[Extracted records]
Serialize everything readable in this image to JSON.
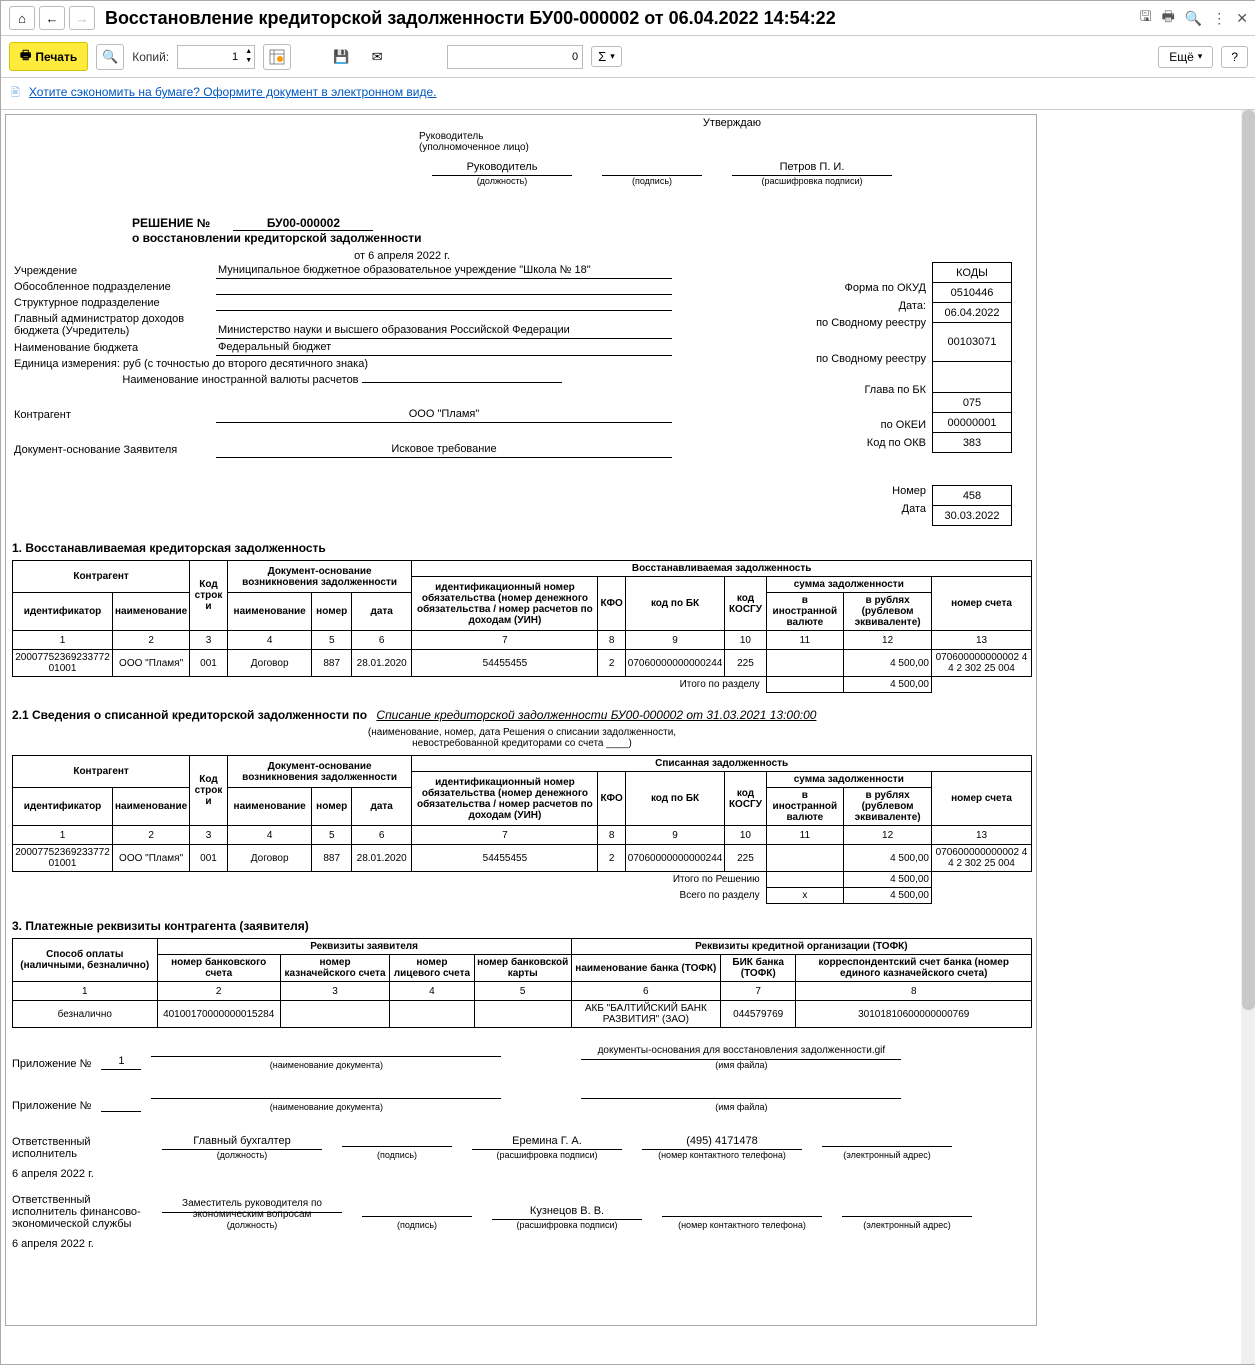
{
  "title": "Восстановление кредиторской задолженности БУ00-000002 от 06.04.2022 14:54:22",
  "toolbar": {
    "print": "Печать",
    "copies_label": "Копий:",
    "copies_value": "1",
    "num_value": "0",
    "more": "Ещё"
  },
  "banner": {
    "text": "Хотите сэкономить на бумаге? Оформите документ в электронном виде."
  },
  "approve": {
    "title": "Утверждаю",
    "role1": "Руководитель",
    "role1_sub": "(уполномоченное лицо)",
    "position": "Руководитель",
    "position_sub": "(должность)",
    "sign_sub": "(подпись)",
    "name": "Петров П. И.",
    "name_sub": "(расшифровка подписи)"
  },
  "doc": {
    "resolution": "РЕШЕНИЕ №",
    "number": "БУ00-000002",
    "subtitle": "о восстановлении кредиторской задолженности",
    "date": "от 6 апреля 2022 г."
  },
  "meta": {
    "l1": "Учреждение",
    "v1": "Муниципальное бюджетное образовательное учреждение \"Школа № 18\"",
    "l2": "Обособленное подразделение",
    "l3": "Структурное подразделение",
    "l4": "Главный администратор доходов бюджета (Учредитель)",
    "v4": "Министерство науки и высшего образования Российской Федерации",
    "l5": "Наименование бюджета",
    "v5": "Федеральный бюджет",
    "l6": "Единица измерения: руб (с точностью до второго десятичного знака)",
    "l7": "Наименование иностранной валюты расчетов",
    "l8": "Контрагент",
    "v8": "ООО \"Пламя\"",
    "l9": "Документ-основание Заявителя",
    "v9": "Исковое требование"
  },
  "right_labels": {
    "r1": "Форма по ОКУД",
    "r2": "Дата:",
    "r3": "по Сводному реестру",
    "r4": "по Сводному реестру",
    "r5": "Глава по БК",
    "r6": "по ОКЕИ",
    "r7": "Код по ОКВ",
    "r8": "Номер",
    "r9": "Дата"
  },
  "codes": {
    "hdr": "КОДЫ",
    "c1": "0510446",
    "c2": "06.04.2022",
    "c3": "00103071",
    "c4": "",
    "c5": "075",
    "c6": "00000001",
    "c7": "383",
    "c8": "",
    "c9": "458",
    "c10": "30.03.2022"
  },
  "s1": {
    "title": "1. Восстанавливаемая кредиторская задолженность",
    "h_contr": "Контрагент",
    "h_line": "Код строк и",
    "h_doc": "Документ-основание возникновения задолженности",
    "h_rest": "Восстанавливаемая задолженность",
    "h_id": "идентификационный номер обязательства (номер денежного обязательства / номер расчетов по доходам (УИН)",
    "h_kfo": "КФО",
    "h_bk": "код по БК",
    "h_kosgu": "код КОСГУ",
    "h_sum": "сумма задолженности",
    "h_acct": "номер счета",
    "h_ident": "идентификатор",
    "h_name": "наименование",
    "h_dnum": "номер",
    "h_ddate": "дата",
    "h_fcur": "в иностранной валюте",
    "h_rub": "в рублях (рублевом эквиваленте)",
    "r": {
      "c1": "2000775236923377201001",
      "c2": "ООО \"Пламя\"",
      "c3": "001",
      "c4": "Договор",
      "c5": "887",
      "c6": "28.01.2020",
      "c7": "54455455",
      "c8": "2",
      "c9": "07060000000000244",
      "c10": "225",
      "c11": "",
      "c12": "4 500,00",
      "c13": "070600000000002 44 2 302 25 004"
    },
    "tot_label": "Итого по разделу",
    "tot_val": "4 500,00"
  },
  "s2": {
    "title_pre": "2.1 Сведения о списанной кредиторской задолженности по",
    "title_link": "Списание кредиторской задолженности БУ00-000002 от 31.03.2021 13:00:00",
    "sub1": "(наименование, номер, дата Решения о списании задолженности,",
    "sub2": "невостребованной кредиторами со счета ____)",
    "h_rest": "Списанная задолженность",
    "r": {
      "c1": "2000775236923377201001",
      "c2": "ООО \"Пламя\"",
      "c3": "001",
      "c4": "Договор",
      "c5": "887",
      "c6": "28.01.2020",
      "c7": "54455455",
      "c8": "2",
      "c9": "07060000000000244",
      "c10": "225",
      "c11": "",
      "c12": "4 500,00",
      "c13": "070600000000002 44 2 302 25 004"
    },
    "tot1_label": "Итого по Решению",
    "tot1_val": "4 500,00",
    "tot2_label": "Всего по разделу",
    "tot2_x": "x",
    "tot2_val": "4 500,00"
  },
  "s3": {
    "title": "3. Платежные реквизиты контрагента (заявителя)",
    "h_pay": "Способ оплаты (наличными, безналично)",
    "h_req": "Реквизиты заявителя",
    "h_cred": "Реквизиты кредитной организации (ТОФК)",
    "h_bank_acc": "номер банковского счета",
    "h_treasury": "номер казначейского счета",
    "h_personal": "номер лицевого счета",
    "h_card": "номер банковской карты",
    "h_bank_name": "наименование банка (ТОФК)",
    "h_bik": "БИК банка (ТОФК)",
    "h_corr": "корреспондентский счет банка (номер единого казначейского счета)",
    "r": {
      "c1": "безналично",
      "c2": "40100170000000015284",
      "c3": "",
      "c4": "",
      "c5": "",
      "c6": "АКБ \"БАЛТИЙСКИЙ БАНК РАЗВИТИЯ\" (ЗАО)",
      "c7": "044579769",
      "c8": "30101810600000000769"
    }
  },
  "appendix": {
    "label": "Приложение №",
    "num1": "1",
    "docname_sub": "(наименование документа)",
    "file_label": "документы-основания для восстановления задолженности.gif",
    "file_sub": "(имя файла)"
  },
  "signers": {
    "exec_label": "Ответственный исполнитель",
    "exec_pos": "Главный бухгалтер",
    "pos_sub": "(должность)",
    "sign_sub": "(подпись)",
    "exec_name": "Еремина Г. А.",
    "name_sub": "(расшифровка подписи)",
    "phone": "(495) 4171478",
    "phone_sub": "(номер контактного телефона)",
    "email_sub": "(электронный адрес)",
    "date": "6 апреля 2022 г.",
    "fin_label": "Ответственный исполнитель финансово-экономической службы",
    "fin_pos": "Заместитель руководителя по экономическим вопросам",
    "fin_name": "Кузнецов В. В."
  }
}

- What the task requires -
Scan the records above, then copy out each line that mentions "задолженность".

- Solution to the problem -
    "title": "1. Восстанавливаемая кредиторская задолженность",
    "h_rest": "Восстанавливаемая задолженность",
    "h_rest": "Списанная задолженность",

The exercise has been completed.